[Interface dataset entries]
■ ■ ■ ■ ■ ■ ■
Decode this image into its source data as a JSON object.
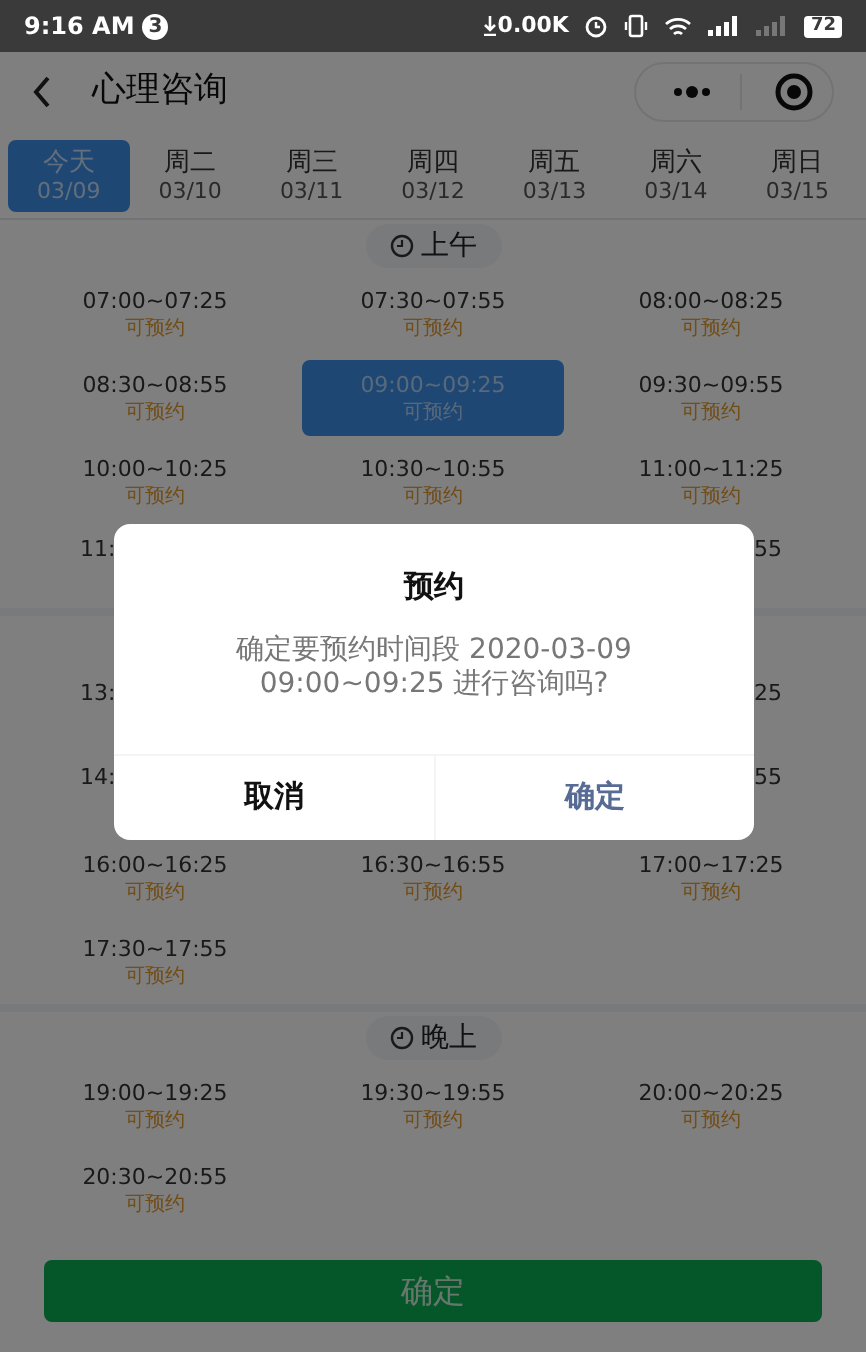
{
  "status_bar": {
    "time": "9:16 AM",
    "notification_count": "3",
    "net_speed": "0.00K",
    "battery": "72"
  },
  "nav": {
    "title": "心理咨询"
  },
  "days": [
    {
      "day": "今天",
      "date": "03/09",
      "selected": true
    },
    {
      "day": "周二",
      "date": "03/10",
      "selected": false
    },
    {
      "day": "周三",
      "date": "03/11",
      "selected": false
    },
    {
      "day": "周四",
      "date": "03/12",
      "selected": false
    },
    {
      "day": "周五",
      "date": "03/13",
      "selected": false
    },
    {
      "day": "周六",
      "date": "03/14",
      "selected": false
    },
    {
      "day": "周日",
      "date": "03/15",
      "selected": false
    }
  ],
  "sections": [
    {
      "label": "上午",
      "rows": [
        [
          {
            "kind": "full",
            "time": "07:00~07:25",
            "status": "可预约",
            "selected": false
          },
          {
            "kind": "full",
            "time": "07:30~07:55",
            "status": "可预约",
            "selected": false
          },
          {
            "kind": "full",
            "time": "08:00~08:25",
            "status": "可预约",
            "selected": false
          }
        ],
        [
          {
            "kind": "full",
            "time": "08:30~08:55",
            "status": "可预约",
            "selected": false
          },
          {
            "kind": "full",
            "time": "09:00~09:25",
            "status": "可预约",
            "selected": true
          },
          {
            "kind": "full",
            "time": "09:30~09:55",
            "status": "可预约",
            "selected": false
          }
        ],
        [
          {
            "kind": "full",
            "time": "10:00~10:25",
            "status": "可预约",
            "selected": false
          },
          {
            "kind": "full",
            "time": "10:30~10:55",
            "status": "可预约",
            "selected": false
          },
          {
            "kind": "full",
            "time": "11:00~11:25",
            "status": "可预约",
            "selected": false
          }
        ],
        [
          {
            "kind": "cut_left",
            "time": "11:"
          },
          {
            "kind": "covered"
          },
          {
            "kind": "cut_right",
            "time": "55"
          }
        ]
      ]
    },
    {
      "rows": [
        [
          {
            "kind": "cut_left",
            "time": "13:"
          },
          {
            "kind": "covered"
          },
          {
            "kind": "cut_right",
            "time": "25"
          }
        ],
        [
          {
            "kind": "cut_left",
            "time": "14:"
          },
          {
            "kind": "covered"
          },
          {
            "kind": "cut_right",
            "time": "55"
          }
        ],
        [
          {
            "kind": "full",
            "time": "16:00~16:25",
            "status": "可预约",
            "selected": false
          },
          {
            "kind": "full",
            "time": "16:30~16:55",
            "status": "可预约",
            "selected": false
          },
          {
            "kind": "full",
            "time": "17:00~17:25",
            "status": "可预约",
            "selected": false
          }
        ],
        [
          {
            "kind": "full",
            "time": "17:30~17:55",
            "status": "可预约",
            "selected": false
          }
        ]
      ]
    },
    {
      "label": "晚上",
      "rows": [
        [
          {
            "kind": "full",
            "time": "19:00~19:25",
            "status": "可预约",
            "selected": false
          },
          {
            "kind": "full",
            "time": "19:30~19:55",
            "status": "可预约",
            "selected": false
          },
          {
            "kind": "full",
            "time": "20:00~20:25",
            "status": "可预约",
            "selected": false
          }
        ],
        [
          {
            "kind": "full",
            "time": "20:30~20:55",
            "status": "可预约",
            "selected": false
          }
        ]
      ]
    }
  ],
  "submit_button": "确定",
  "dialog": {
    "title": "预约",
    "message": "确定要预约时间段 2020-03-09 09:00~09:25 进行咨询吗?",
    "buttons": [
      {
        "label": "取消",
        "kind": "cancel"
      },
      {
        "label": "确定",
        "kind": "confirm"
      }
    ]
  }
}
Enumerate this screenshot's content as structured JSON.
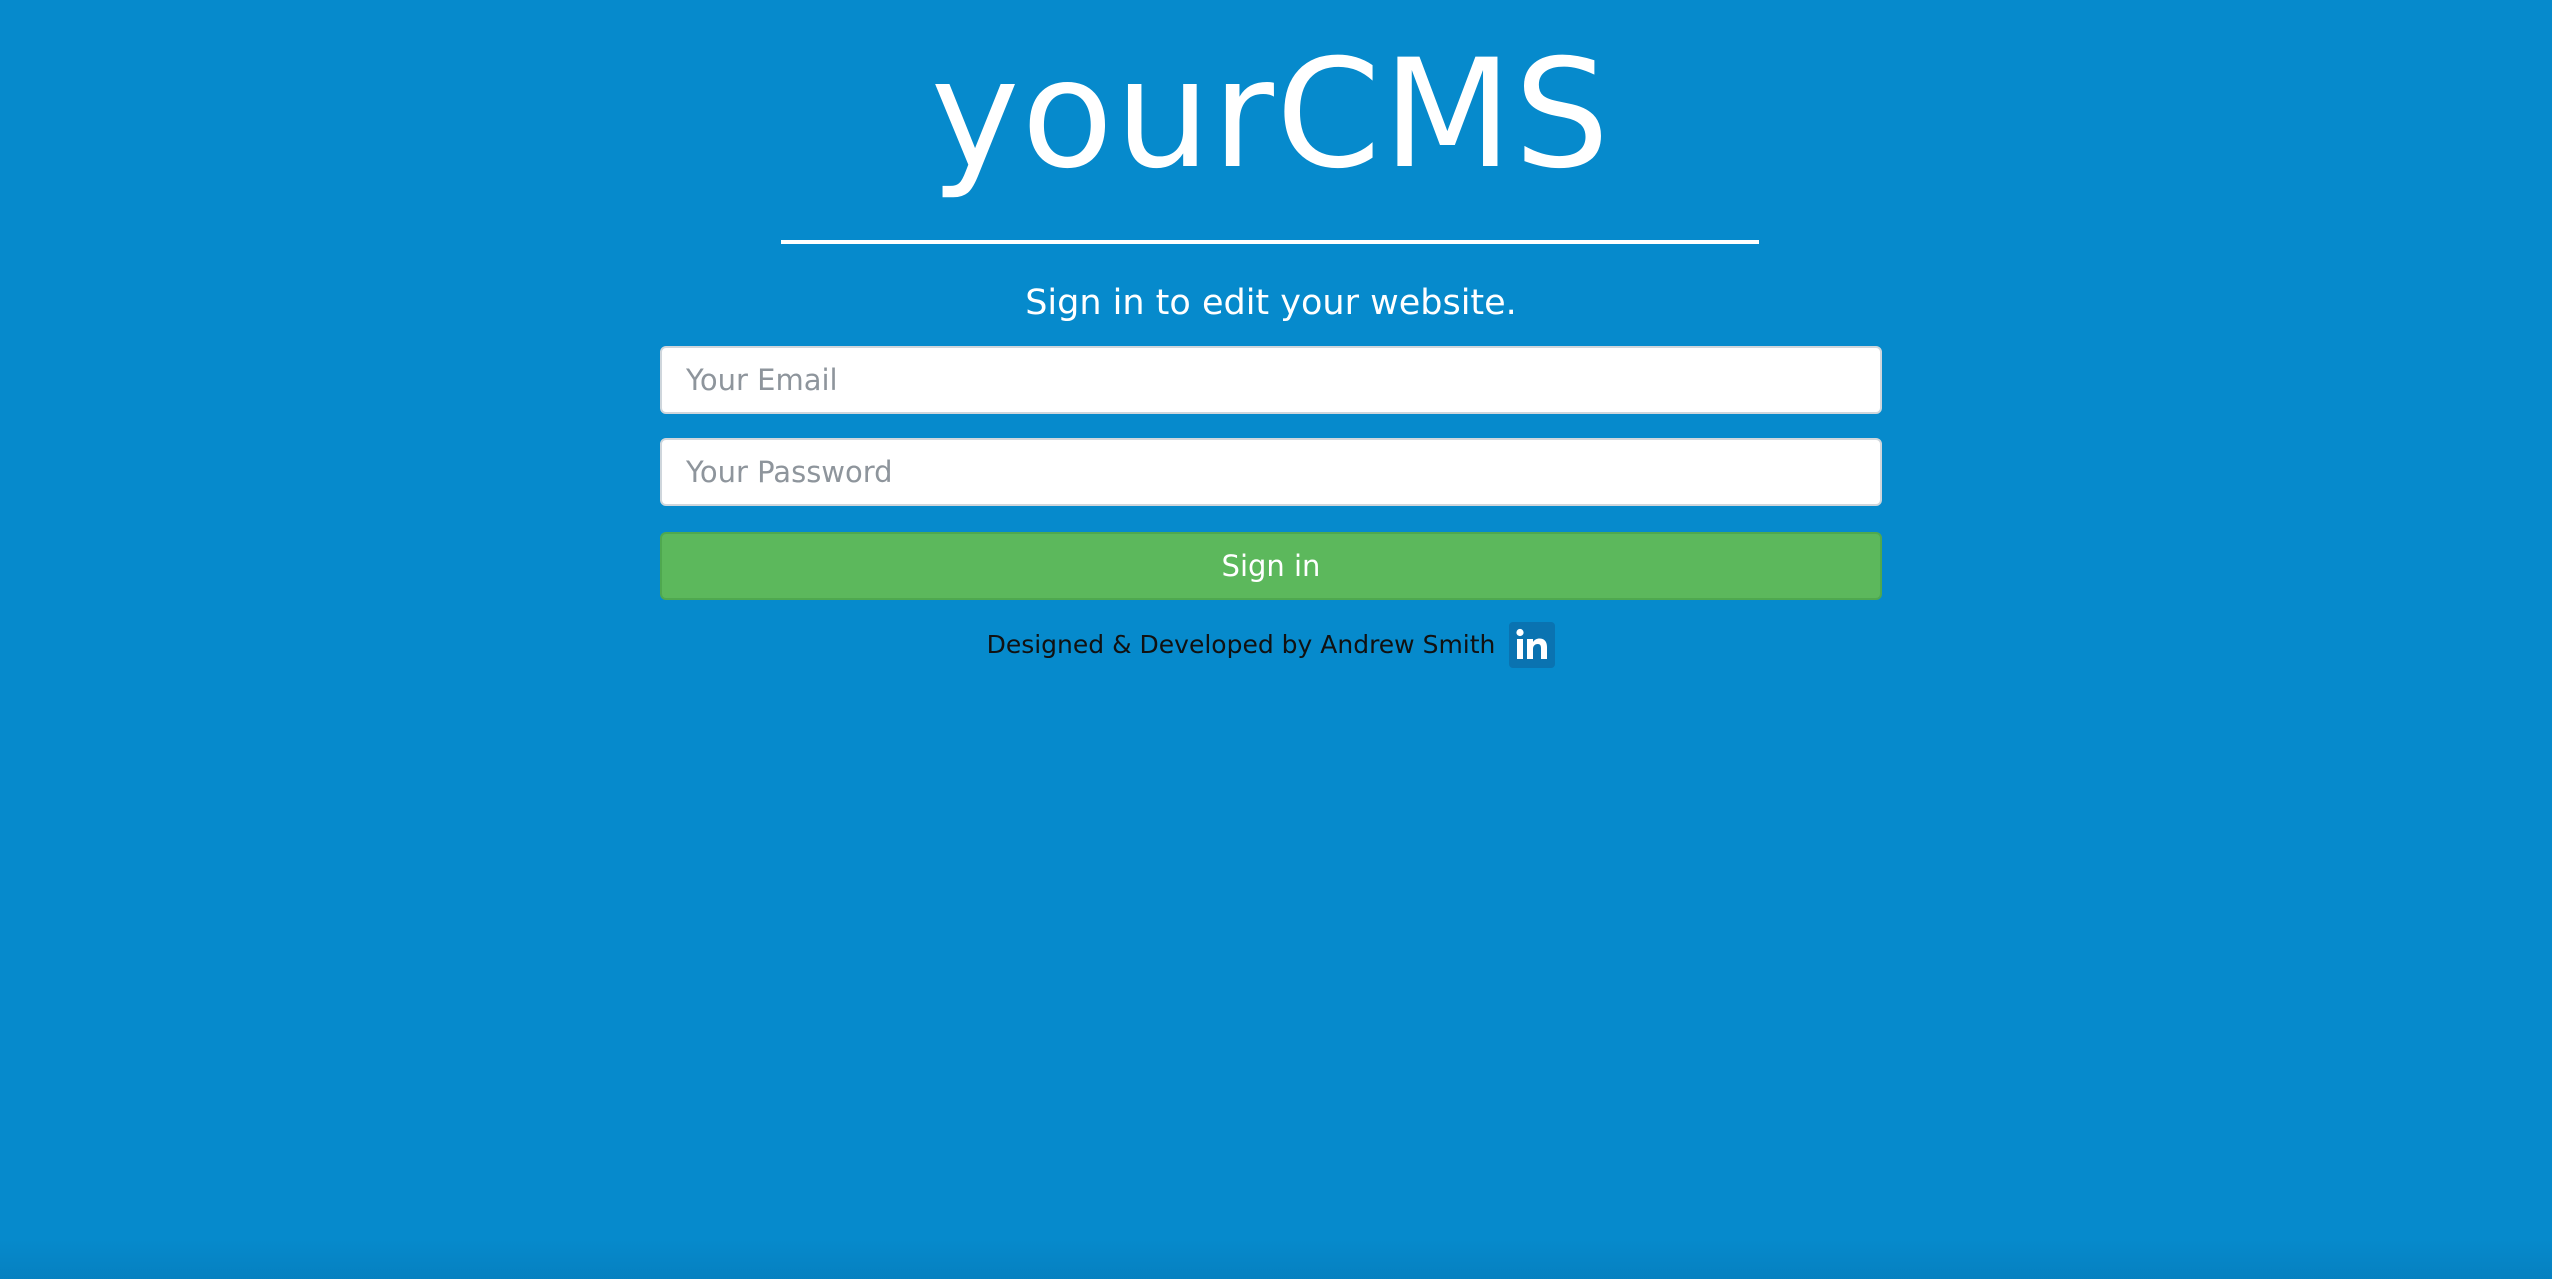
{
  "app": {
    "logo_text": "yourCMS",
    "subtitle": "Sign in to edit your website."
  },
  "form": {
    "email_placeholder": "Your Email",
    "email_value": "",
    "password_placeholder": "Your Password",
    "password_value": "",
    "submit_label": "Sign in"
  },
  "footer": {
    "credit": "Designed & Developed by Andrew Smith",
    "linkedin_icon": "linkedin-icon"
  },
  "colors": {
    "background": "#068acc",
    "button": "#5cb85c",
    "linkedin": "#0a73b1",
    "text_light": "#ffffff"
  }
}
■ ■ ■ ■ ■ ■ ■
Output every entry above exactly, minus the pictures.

# [Result below]
Decode this image into its source data as a JSON object.
{
  "status_bar": {
    "time": "9:16 AM",
    "notification_count": "3",
    "net_speed": "0.00K",
    "battery": "72"
  },
  "nav": {
    "title": "心理咨询"
  },
  "days": [
    {
      "day": "今天",
      "date": "03/09",
      "selected": true
    },
    {
      "day": "周二",
      "date": "03/10",
      "selected": false
    },
    {
      "day": "周三",
      "date": "03/11",
      "selected": false
    },
    {
      "day": "周四",
      "date": "03/12",
      "selected": false
    },
    {
      "day": "周五",
      "date": "03/13",
      "selected": false
    },
    {
      "day": "周六",
      "date": "03/14",
      "selected": false
    },
    {
      "day": "周日",
      "date": "03/15",
      "selected": false
    }
  ],
  "sections": [
    {
      "label": "上午",
      "rows": [
        [
          {
            "kind": "full",
            "time": "07:00~07:25",
            "status": "可预约",
            "selected": false
          },
          {
            "kind": "full",
            "time": "07:30~07:55",
            "status": "可预约",
            "selected": false
          },
          {
            "kind": "full",
            "time": "08:00~08:25",
            "status": "可预约",
            "selected": false
          }
        ],
        [
          {
            "kind": "full",
            "time": "08:30~08:55",
            "status": "可预约",
            "selected": false
          },
          {
            "kind": "full",
            "time": "09:00~09:25",
            "status": "可预约",
            "selected": true
          },
          {
            "kind": "full",
            "time": "09:30~09:55",
            "status": "可预约",
            "selected": false
          }
        ],
        [
          {
            "kind": "full",
            "time": "10:00~10:25",
            "status": "可预约",
            "selected": false
          },
          {
            "kind": "full",
            "time": "10:30~10:55",
            "status": "可预约",
            "selected": false
          },
          {
            "kind": "full",
            "time": "11:00~11:25",
            "status": "可预约",
            "selected": false
          }
        ],
        [
          {
            "kind": "cut_left",
            "time": "11:"
          },
          {
            "kind": "covered"
          },
          {
            "kind": "cut_right",
            "time": "55"
          }
        ]
      ]
    },
    {
      "rows": [
        [
          {
            "kind": "cut_left",
            "time": "13:"
          },
          {
            "kind": "covered"
          },
          {
            "kind": "cut_right",
            "time": "25"
          }
        ],
        [
          {
            "kind": "cut_left",
            "time": "14:"
          },
          {
            "kind": "covered"
          },
          {
            "kind": "cut_right",
            "time": "55"
          }
        ],
        [
          {
            "kind": "full",
            "time": "16:00~16:25",
            "status": "可预约",
            "selected": false
          },
          {
            "kind": "full",
            "time": "16:30~16:55",
            "status": "可预约",
            "selected": false
          },
          {
            "kind": "full",
            "time": "17:00~17:25",
            "status": "可预约",
            "selected": false
          }
        ],
        [
          {
            "kind": "full",
            "time": "17:30~17:55",
            "status": "可预约",
            "selected": false
          }
        ]
      ]
    },
    {
      "label": "晚上",
      "rows": [
        [
          {
            "kind": "full",
            "time": "19:00~19:25",
            "status": "可预约",
            "selected": false
          },
          {
            "kind": "full",
            "time": "19:30~19:55",
            "status": "可预约",
            "selected": false
          },
          {
            "kind": "full",
            "time": "20:00~20:25",
            "status": "可预约",
            "selected": false
          }
        ],
        [
          {
            "kind": "full",
            "time": "20:30~20:55",
            "status": "可预约",
            "selected": false
          }
        ]
      ]
    }
  ],
  "submit_button": "确定",
  "dialog": {
    "title": "预约",
    "message": "确定要预约时间段 2020-03-09 09:00~09:25 进行咨询吗?",
    "buttons": [
      {
        "label": "取消",
        "kind": "cancel"
      },
      {
        "label": "确定",
        "kind": "confirm"
      }
    ]
  }
}
Enumerate this screenshot's content as structured JSON.
{
  "app": {
    "logo_text": "yourCMS",
    "subtitle": "Sign in to edit your website."
  },
  "form": {
    "email_placeholder": "Your Email",
    "email_value": "",
    "password_placeholder": "Your Password",
    "password_value": "",
    "submit_label": "Sign in"
  },
  "footer": {
    "credit": "Designed & Developed by Andrew Smith",
    "linkedin_icon": "linkedin-icon"
  },
  "colors": {
    "background": "#068acc",
    "button": "#5cb85c",
    "linkedin": "#0a73b1",
    "text_light": "#ffffff"
  }
}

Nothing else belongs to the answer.